Slonim Woods Eight dorm house, just before winter break.
I was a sophomore and so far the year had been indistinct and depressing. Slonim was too far from the main campus, too far from the life of this world and I felt cut off, isolated. The previous year had ended on a bad note with Anita and Simon, and then Bruce transferring to Wesleyan. So I was literally and figuratively alone, and thinking I might even move back to the freshman dorms on the main campus. Other non-freshmen lived there and open rooms were almost always available, so I wouldn’t be a total freak. And it would get me out of Slonim Woods.
I had had a fight with one of my housemates, recently – an irritable trumpet player – because I “borrowed” his milk. I just wanted a bowl of cereal, and the cafeteria was two miles away. We Slonim Woods Eight folk shared a community kitchen and fridge, and it must’ve only been a cup of milk. But he flipped out. To be fair, I did open the carton, depriving him of that keen, initial carton opening experience. Of course, he had no idea who took it, and left angry notes on the fridge: Who the fuck took my milk!? I expect this milk to be replaced!
He went room to room to get answers. When confronted, I admitted the theft, but said that I’d thought, perhaps, it was community milk.
“Bullshit,” he said. “You stole it!”
So, the next morning I slogged a mile and a half through knee-high snow to a convenience store near the parkway and bought three cartons of milk: one for myself, two for him. I left his cartons in a bag with his name on it in the community fridge, and included a note: “Sorry about the milk.”
Later, he came by my room.
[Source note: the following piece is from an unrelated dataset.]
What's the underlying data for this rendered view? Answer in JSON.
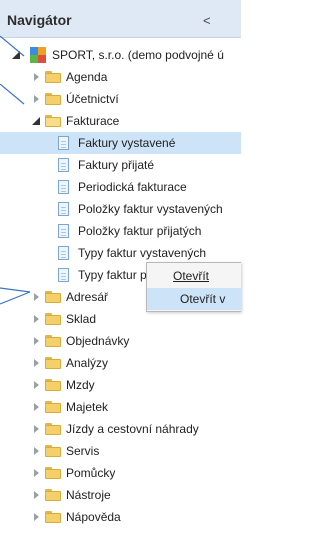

“You got major guilt, dude! All you had to do in the first place was ask.”
Tuesday night. I was digging through the community fridge and the community phone rang. It was Chip Chinery.
“I’m watching The Tonight Show,” he said. “Are you watching – ?”
“Nah. We don’t have a TV – ”
“Some guy just came on – and he totally stole your bit!”
And my blood froze, because I already knew the answer to the next question.
“Which bit?” I asked.
For the better part of my senior year of high school, I was Plrknib and Plrknib was me. We were one and the same. When people saw me on the street or at the club, I was Plrknib. At Wyoming High School and at Ursuline dances, at Bogarts, and at the Losantiville Country Club, at the Corral Show and Zantigo’s, I was Plrknib. I was Plrknib to cute girls, and guys that wanted to impress their girls. And to young guys who were pissed and hated me and thought, what the hell is so special about him? What the fuck has he got!? To them, especially, I was Plrknib. On cold nights and hot summer days, and sometimes when I looked in the mirror – or practiced lines, wearing a groove around the house – I was Plrknib. I was Plrknib. And that was okay. Plrknib was a fine, joyful thing to be. Cotton candy, cocaine, Pepsi with ice. It was funny and happy and free, and liberating. And it was not mine, and it was all mine. And, briefly, it made my life much, much easier.
And I was conscious that I’d been relying on it too much. But people loved it. Sometimes more than they liked me. And I thought: I don’t need Plrknib. I was fine before Plrknib, and I’ll be fine after. Yeah, okay, we make a good team. A great team. But I’m in charge. Not the other way around. I can give it up. No problem.
Or so I thought.